Sylheti is spoken by the Sylheti people inhabiting Bangladesh’s Sylhet Division. This language is also spoken in parts of northeastern India. Some consider the language to be a dialect of Bengali while others treat it as a distinct language since they lack mutual intelligibility. However, the languages share about 80% vocabulary. Most Sylhetis can also speak Bengali.
Closely related to Bengali, this language is spoken by the country’s Tanchangya people.
The Rangpuri language is spoken by about 10 million Rajbongshi people in Bangladesh. Many of these people are bilingual and also speak either Bengali or Assamese.
Assamese, Oraon Sadri, and Bihari are some other Aryan languages spoken in Bangladesh. Bihari is spoken in Bangladesh mainly by the Muslim refugees from India’s Bihar state.
The Non-Aryan Languages Spoken In Bangladesh
Austroasiatic Languages Of Bangladesh
Smaller languages of the Austroasiatic family of languages are spoken in Bangladesh and some parts of India. Here is a list of these languages:
Khasi is the major language of India’s Meghalaya state and is spoken by the Khasi people living here. It is also spoken by a significant number of people in Assam and Bangladesh. In Bangladesh, it is spoken near the border areas of the country with India.
Koda is an endangered language spoken in some parts of Bangladesh and India. As of 2005, there were 1,300 speakers of the Koda language in Bangladesh’s Rajshahi Division.
A Munda language, Mundari is spoken by people in parts of eastern India, Nepal, and Bangladesh. In Bangladesh, it is spoken by the Munda tribal people.
Pnar is another language of the Austroasiatic family that is spoken in parts of India and Bangladesh.
The language is spoken by about 6.2 million people in India, Nepal, Bhutan, and Bangladesh.
This language is spoken by about 26,000 Indians and 16,000 people living in Bangladesh.
Dravidian Languages Spoken In Bangladesh
Indigenous communities living in the western parts of Bangladesh speak two Dravidian languages, Kurukh and Sauria Paharia.
Nearly 50,000 people in northern Bangladesh speak the Kurukh language. The language is also spoken in parts of India, Nepal, and Bhutan. The UNESCO's list of endangered languages classifies the language as “endangered.”
Malto, a Northern Dravidian language that is spoken in East India is also spoken by small pockets of population in Bangladesh.
Tibeto-Burman Languages Spoken In Bangladesh
The communities speaking the Tibeto-Burman Languages live in the eastern, northern, and southeastern parts of the country. Some of these languages include the Chak, A'Tong, Koch, Garo, Megam, Pangkhua, Tripuri languages, Chin languages, Rakhine/Marma, Mru, etc.
Immigrant Languages Spoken In Bangladesh

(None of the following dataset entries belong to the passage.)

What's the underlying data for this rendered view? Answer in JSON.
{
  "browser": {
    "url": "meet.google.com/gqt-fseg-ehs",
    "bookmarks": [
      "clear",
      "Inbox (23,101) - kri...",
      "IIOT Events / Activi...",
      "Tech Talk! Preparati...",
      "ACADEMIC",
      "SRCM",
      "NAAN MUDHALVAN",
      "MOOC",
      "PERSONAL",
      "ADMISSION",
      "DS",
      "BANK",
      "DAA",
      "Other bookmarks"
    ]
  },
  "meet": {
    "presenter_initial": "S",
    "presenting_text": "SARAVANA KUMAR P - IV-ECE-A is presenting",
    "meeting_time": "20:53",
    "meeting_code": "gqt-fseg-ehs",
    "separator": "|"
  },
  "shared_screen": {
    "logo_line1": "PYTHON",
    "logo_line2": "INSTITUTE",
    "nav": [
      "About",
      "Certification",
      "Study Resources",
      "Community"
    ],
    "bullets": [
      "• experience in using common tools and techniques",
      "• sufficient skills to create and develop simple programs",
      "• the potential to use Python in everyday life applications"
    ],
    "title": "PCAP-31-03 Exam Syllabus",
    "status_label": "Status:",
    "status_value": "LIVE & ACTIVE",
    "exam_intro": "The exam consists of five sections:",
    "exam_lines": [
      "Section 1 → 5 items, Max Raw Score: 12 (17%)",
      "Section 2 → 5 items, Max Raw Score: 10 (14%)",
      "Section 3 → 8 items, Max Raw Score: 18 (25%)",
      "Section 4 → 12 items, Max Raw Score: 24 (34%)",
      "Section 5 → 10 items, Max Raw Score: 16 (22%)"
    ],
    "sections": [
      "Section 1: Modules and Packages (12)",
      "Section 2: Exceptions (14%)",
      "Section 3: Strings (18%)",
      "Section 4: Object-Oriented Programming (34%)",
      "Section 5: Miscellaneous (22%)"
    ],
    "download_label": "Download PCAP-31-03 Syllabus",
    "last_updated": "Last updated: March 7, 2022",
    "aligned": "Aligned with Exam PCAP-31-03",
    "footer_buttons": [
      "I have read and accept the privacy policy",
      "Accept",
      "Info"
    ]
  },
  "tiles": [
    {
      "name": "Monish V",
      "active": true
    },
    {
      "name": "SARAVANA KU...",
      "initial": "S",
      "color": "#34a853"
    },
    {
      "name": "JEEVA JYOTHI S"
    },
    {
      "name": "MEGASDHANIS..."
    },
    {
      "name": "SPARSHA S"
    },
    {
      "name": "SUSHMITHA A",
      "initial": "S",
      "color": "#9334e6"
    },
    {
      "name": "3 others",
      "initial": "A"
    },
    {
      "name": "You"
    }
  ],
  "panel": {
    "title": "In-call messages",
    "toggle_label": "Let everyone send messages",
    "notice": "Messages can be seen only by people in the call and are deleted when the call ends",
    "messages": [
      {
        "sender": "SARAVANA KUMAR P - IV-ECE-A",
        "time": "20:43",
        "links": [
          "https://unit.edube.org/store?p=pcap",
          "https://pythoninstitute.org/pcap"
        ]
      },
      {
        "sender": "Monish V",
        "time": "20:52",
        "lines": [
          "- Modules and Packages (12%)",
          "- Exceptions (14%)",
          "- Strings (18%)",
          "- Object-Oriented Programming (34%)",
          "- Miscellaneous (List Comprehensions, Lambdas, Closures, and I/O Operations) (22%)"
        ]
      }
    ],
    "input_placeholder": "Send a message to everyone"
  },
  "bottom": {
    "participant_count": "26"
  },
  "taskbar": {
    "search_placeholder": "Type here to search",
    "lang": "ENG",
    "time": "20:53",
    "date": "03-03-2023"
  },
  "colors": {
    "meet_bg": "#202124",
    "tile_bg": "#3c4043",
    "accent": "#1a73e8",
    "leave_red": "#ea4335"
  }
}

Bihari, Burmese, and Rohingya are treated as the main immigrant languages spoken in Bangladesh. Bihari is spoken mostly by the Muslim refugee community from India’s Bihar state. Burmese and Rohingya are spoken by the refugees from neighboring Burma.
Foreign Languages Spoken In Bangladesh
Even though English has no official status in Bangladesh, the language is frequently used in government administration, educational institutions, courts, business, and media of the country. There is high demand for English education in the country as knowledge in the language is considered to broaden the scope of employment opportunities available to the youth of the nation.